To make sense of immature gulls, ignore how pale or dark the birds look
Published: April 20, 2012
I know. You’re thinking, “Immature gulls... really?” But please read on. The points I want to make can be applied to other birds besides gulls, and you may even feel emboldened to look at some brown gulls.
THE SAME BUT DIFFERENT: Wing coverts, wingtips, and head and body feathers on the gulls above differ dramatically in color, but each bird is a Herring Gull about a year old.
Art by David Allen Sibley
Click to enlarge
In any flock of immature gulls at this time of year, the many colors and patterns can be confusing, but a couple of things will help you sort through the variety. First of all, every gull in June and July will be near its “birthday,” so the birds don’t vary much in age, only in appearance. Unlike humans, who have birthdays throughout the year, all gulls fledge in the month of July. This fact puts limits on the variation you see.
My illustrations above show two birds. One is very pale. Its wing feathers are strongly bleached (pale wingtips and nearly white wing coverts), and the feathers on its head and body are pale. The other bird is the same age, but its wing feathers have resisted bleaching (its wingtips are dark) and its body feathers are dark and blotchy. Both are Herring Gulls about a year old. What you’re seeing is just individual variation. As far as we know, the two birds could have come from the same nest.

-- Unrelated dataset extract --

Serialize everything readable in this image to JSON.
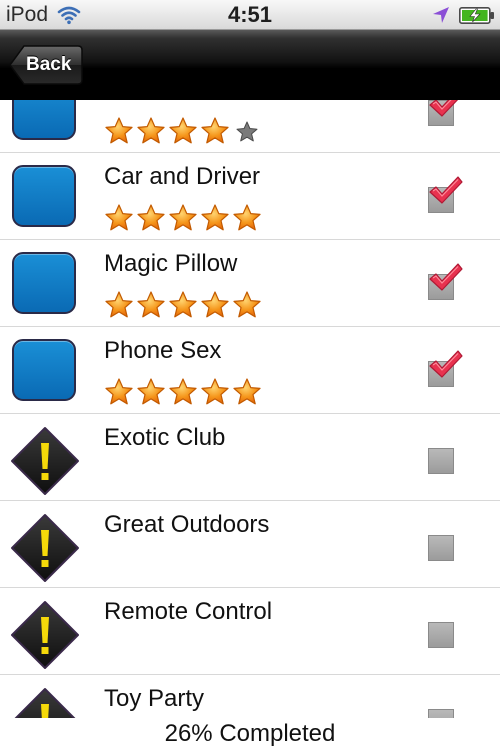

For the most part, you should ignore how pale or dark the birds look overall and focus instead on characteristics such as size and shape or the pattern on the wings and tail. The range of variation is different for each species, but you can be sure that the wingtips of any individual gull in June will be paler than they were the previous winter, not darker.
In all species of gull, there is a gradual progression from browner immature birds to grayer and cleaner adults. Ring-billed, Laughing, and other smaller gulls make that transition quickly; they look a lot like adults, with clean gray backs and whitish underparts, by their first birthday. This means that any gull that looks brown in June is one of the larger species — Herring, Western, California, and others. Depending on your location, that fact alone can come close to identifying the species.
All-brownish plumage by itself won’t identify a gull, but it goes a long way toward culling the list of possibilities.
David Allen Sibley is the author of The Sibley Guide to Trees, The
Sibley Guide to Birds, Sibley’s Birding Basics, and Sibley guides to
birds of eastern and western North America.
Read more by David Allen Sibley.